**Your goal:** When a line in the entries below contains "Rows", tally it; give the tally with nothing added.

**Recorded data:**
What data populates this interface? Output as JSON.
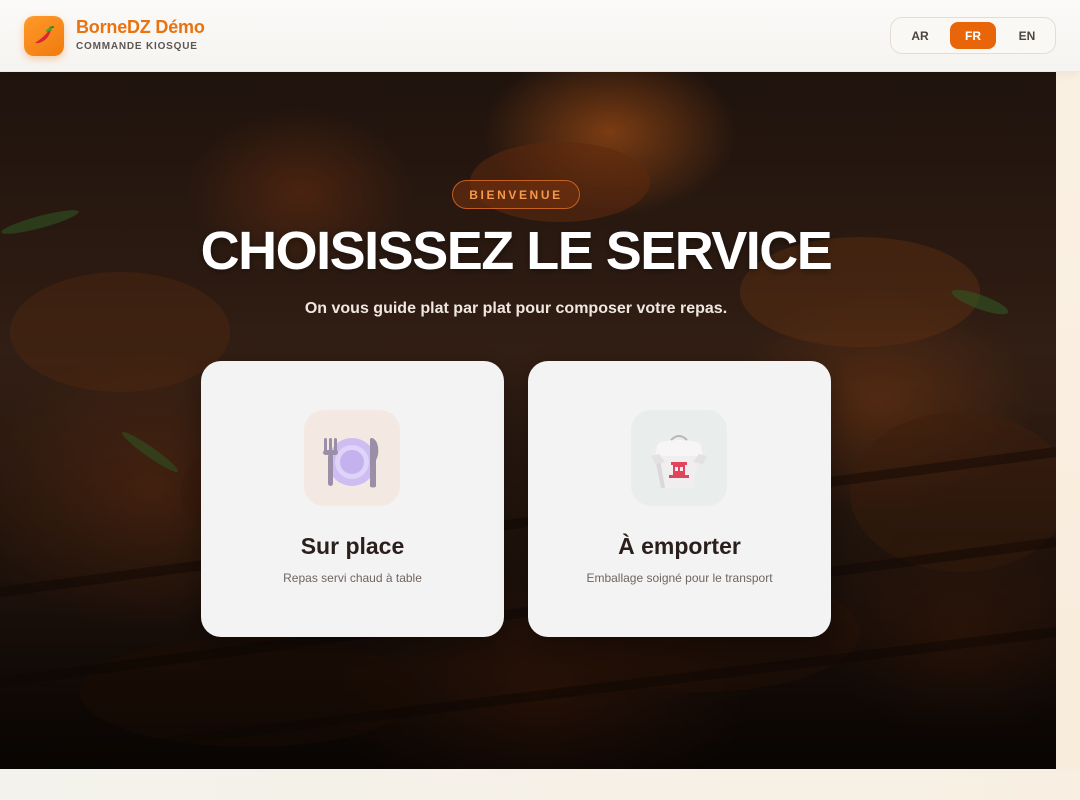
{
  "header": {
    "brand_name": "BorneDZ Démo",
    "brand_sub": "COMMANDE KIOSQUE",
    "logo_icon": "chili-pepper-icon",
    "languages": [
      {
        "label": "AR",
        "active": false
      },
      {
        "label": "FR",
        "active": true
      },
      {
        "label": "EN",
        "active": false
      }
    ]
  },
  "hero": {
    "badge": "BIENVENUE",
    "title": "CHOISISSEZ LE SERVICE",
    "subtitle": "On vous guide plat par plat pour composer votre repas."
  },
  "options": [
    {
      "title": "Sur place",
      "subtitle": "Repas servi chaud à table",
      "icon": "plate-cutlery-icon"
    },
    {
      "title": "À emporter",
      "subtitle": "Emballage soigné pour le transport",
      "icon": "takeout-box-icon"
    }
  ],
  "colors": {
    "accent": "#e8650a",
    "brand": "#e8730f",
    "badge_text": "#f39a4c"
  }
}
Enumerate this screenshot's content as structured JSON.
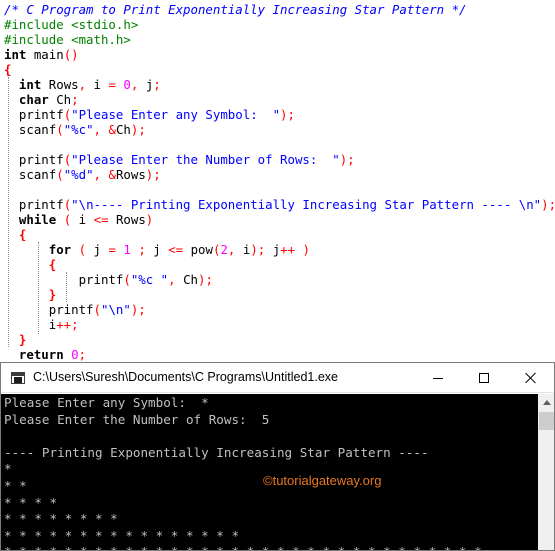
{
  "editor": {
    "lines": [
      [
        [
          "comment",
          "/* C Program to Print Exponentially Increasing Star Pattern */"
        ]
      ],
      [
        [
          "pp",
          "#include <stdio.h>"
        ]
      ],
      [
        [
          "pp",
          "#include <math.h>"
        ]
      ],
      [
        [
          "kw",
          "int"
        ],
        [
          "plain",
          " main"
        ],
        [
          "punct",
          "()"
        ]
      ],
      [
        [
          "brace",
          "{"
        ]
      ],
      [
        [
          "plain",
          "  "
        ],
        [
          "kw",
          "int"
        ],
        [
          "plain",
          " Rows"
        ],
        [
          "punct",
          ","
        ],
        [
          "plain",
          " i "
        ],
        [
          "punct",
          "="
        ],
        [
          "plain",
          " "
        ],
        [
          "num",
          "0"
        ],
        [
          "punct",
          ","
        ],
        [
          "plain",
          " j"
        ],
        [
          "punct",
          ";"
        ]
      ],
      [
        [
          "plain",
          "  "
        ],
        [
          "kw",
          "char"
        ],
        [
          "plain",
          " Ch"
        ],
        [
          "punct",
          ";"
        ]
      ],
      [
        [
          "plain",
          "  printf"
        ],
        [
          "punct",
          "("
        ],
        [
          "str",
          "\"Please Enter any Symbol:  \""
        ],
        [
          "punct",
          ");"
        ]
      ],
      [
        [
          "plain",
          "  scanf"
        ],
        [
          "punct",
          "("
        ],
        [
          "str",
          "\"%c\""
        ],
        [
          "punct",
          ","
        ],
        [
          "plain",
          " "
        ],
        [
          "punct",
          "&"
        ],
        [
          "plain",
          "Ch"
        ],
        [
          "punct",
          ");"
        ]
      ],
      [],
      [
        [
          "plain",
          "  printf"
        ],
        [
          "punct",
          "("
        ],
        [
          "str",
          "\"Please Enter the Number of Rows:  \""
        ],
        [
          "punct",
          ");"
        ]
      ],
      [
        [
          "plain",
          "  scanf"
        ],
        [
          "punct",
          "("
        ],
        [
          "str",
          "\"%d\""
        ],
        [
          "punct",
          ","
        ],
        [
          "plain",
          " "
        ],
        [
          "punct",
          "&"
        ],
        [
          "plain",
          "Rows"
        ],
        [
          "punct",
          ");"
        ]
      ],
      [],
      [
        [
          "plain",
          "  printf"
        ],
        [
          "punct",
          "("
        ],
        [
          "str",
          "\"\\n---- Printing Exponentially Increasing Star Pattern ---- \\n\""
        ],
        [
          "punct",
          ");"
        ]
      ],
      [
        [
          "plain",
          "  "
        ],
        [
          "kw",
          "while"
        ],
        [
          "plain",
          " "
        ],
        [
          "punct",
          "("
        ],
        [
          "plain",
          " i "
        ],
        [
          "punct",
          "<="
        ],
        [
          "plain",
          " Rows"
        ],
        [
          "punct",
          ")"
        ]
      ],
      [
        [
          "plain",
          "  "
        ],
        [
          "brace",
          "{"
        ]
      ],
      [
        [
          "plain",
          "      "
        ],
        [
          "kw",
          "for"
        ],
        [
          "plain",
          " "
        ],
        [
          "punct",
          "("
        ],
        [
          "plain",
          " j "
        ],
        [
          "punct",
          "="
        ],
        [
          "plain",
          " "
        ],
        [
          "num",
          "1"
        ],
        [
          "plain",
          " "
        ],
        [
          "punct",
          ";"
        ],
        [
          "plain",
          " j "
        ],
        [
          "punct",
          "<="
        ],
        [
          "plain",
          " pow"
        ],
        [
          "punct",
          "("
        ],
        [
          "num",
          "2"
        ],
        [
          "punct",
          ","
        ],
        [
          "plain",
          " i"
        ],
        [
          "punct",
          ");"
        ],
        [
          "plain",
          " j"
        ],
        [
          "punct",
          "++"
        ],
        [
          "plain",
          " "
        ],
        [
          "punct",
          ")"
        ]
      ],
      [
        [
          "plain",
          "      "
        ],
        [
          "brace",
          "{"
        ]
      ],
      [
        [
          "plain",
          "          printf"
        ],
        [
          "punct",
          "("
        ],
        [
          "str",
          "\"%c \""
        ],
        [
          "punct",
          ","
        ],
        [
          "plain",
          " Ch"
        ],
        [
          "punct",
          ");"
        ]
      ],
      [
        [
          "plain",
          "      "
        ],
        [
          "brace",
          "}"
        ]
      ],
      [
        [
          "plain",
          "      printf"
        ],
        [
          "punct",
          "("
        ],
        [
          "str",
          "\"\\n\""
        ],
        [
          "punct",
          ");"
        ]
      ],
      [
        [
          "plain",
          "      i"
        ],
        [
          "punct",
          "++;"
        ]
      ],
      [
        [
          "plain",
          "  "
        ],
        [
          "brace",
          "}"
        ]
      ],
      [
        [
          "plain",
          "  "
        ],
        [
          "kw",
          "return"
        ],
        [
          "plain",
          " "
        ],
        [
          "num",
          "0"
        ],
        [
          "punct",
          ";"
        ]
      ]
    ]
  },
  "console": {
    "title": "C:\\Users\\Suresh\\Documents\\C Programs\\Untitled1.exe",
    "lines": [
      "Please Enter any Symbol:  *",
      "Please Enter the Number of Rows:  5",
      "",
      "---- Printing Exponentially Increasing Star Pattern ----",
      "*",
      "* *",
      "* * * *",
      "* * * * * * * *",
      "* * * * * * * * * * * * * * * *",
      "* * * * * * * * * * * * * * * * * * * * * * * * * * * * * * * *"
    ],
    "watermark": "©tutorialgateway.org"
  },
  "icons": {
    "app": "console-app-icon",
    "minimize": "minimize-icon",
    "maximize": "maximize-icon",
    "close": "close-icon",
    "scroll_up": "scroll-up-arrow-icon"
  }
}
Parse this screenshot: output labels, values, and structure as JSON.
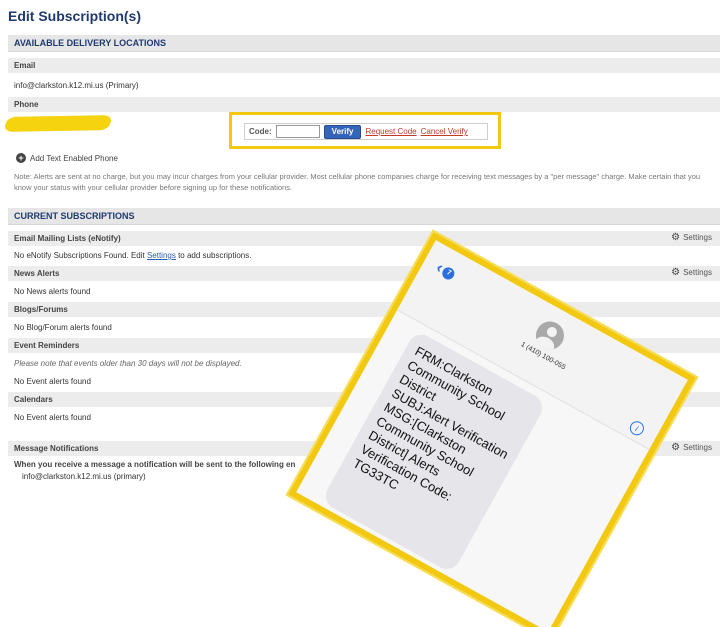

**Solution below:** 5